= Beginning of Section =

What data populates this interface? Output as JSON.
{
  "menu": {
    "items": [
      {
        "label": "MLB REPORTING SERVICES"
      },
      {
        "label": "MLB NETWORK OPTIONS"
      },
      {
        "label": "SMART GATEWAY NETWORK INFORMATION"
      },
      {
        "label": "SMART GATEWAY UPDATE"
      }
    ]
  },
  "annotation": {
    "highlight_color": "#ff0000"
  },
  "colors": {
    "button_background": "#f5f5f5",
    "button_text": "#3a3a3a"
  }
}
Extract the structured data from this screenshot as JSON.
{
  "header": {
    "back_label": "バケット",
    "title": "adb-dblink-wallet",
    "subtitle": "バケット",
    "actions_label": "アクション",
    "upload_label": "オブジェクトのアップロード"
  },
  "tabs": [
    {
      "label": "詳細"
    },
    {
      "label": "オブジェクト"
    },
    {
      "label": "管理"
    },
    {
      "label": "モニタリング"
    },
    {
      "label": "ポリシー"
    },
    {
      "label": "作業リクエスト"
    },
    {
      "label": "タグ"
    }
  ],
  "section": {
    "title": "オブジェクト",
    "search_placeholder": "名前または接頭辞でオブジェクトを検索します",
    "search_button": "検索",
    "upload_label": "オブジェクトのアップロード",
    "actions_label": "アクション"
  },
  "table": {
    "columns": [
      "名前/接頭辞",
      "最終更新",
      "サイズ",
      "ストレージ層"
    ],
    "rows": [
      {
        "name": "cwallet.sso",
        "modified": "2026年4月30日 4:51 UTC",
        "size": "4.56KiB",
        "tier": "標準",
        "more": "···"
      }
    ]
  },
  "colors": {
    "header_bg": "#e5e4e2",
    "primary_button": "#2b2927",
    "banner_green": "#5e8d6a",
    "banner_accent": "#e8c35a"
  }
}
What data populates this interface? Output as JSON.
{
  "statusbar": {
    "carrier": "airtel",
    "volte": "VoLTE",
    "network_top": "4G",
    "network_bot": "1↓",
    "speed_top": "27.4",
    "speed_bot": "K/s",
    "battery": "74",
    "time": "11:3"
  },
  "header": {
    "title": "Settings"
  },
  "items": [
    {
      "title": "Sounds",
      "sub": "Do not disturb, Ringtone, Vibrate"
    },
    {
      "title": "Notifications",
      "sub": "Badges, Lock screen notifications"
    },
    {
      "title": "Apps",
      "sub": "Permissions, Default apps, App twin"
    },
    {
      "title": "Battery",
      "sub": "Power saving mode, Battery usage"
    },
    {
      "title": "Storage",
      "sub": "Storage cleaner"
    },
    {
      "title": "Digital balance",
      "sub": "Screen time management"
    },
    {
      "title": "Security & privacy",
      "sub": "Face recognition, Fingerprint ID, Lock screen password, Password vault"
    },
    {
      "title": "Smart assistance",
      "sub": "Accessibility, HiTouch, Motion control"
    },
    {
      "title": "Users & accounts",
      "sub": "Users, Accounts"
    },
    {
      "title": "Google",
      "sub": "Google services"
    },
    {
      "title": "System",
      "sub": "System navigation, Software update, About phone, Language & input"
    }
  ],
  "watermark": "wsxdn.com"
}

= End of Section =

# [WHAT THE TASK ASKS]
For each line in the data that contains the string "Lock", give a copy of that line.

# [RESPONSE AREA]
      "sub": "Badges, Lock screen notifications"
      "sub": "Face recognition, Fingerprint ID, Lock screen password, Password vault"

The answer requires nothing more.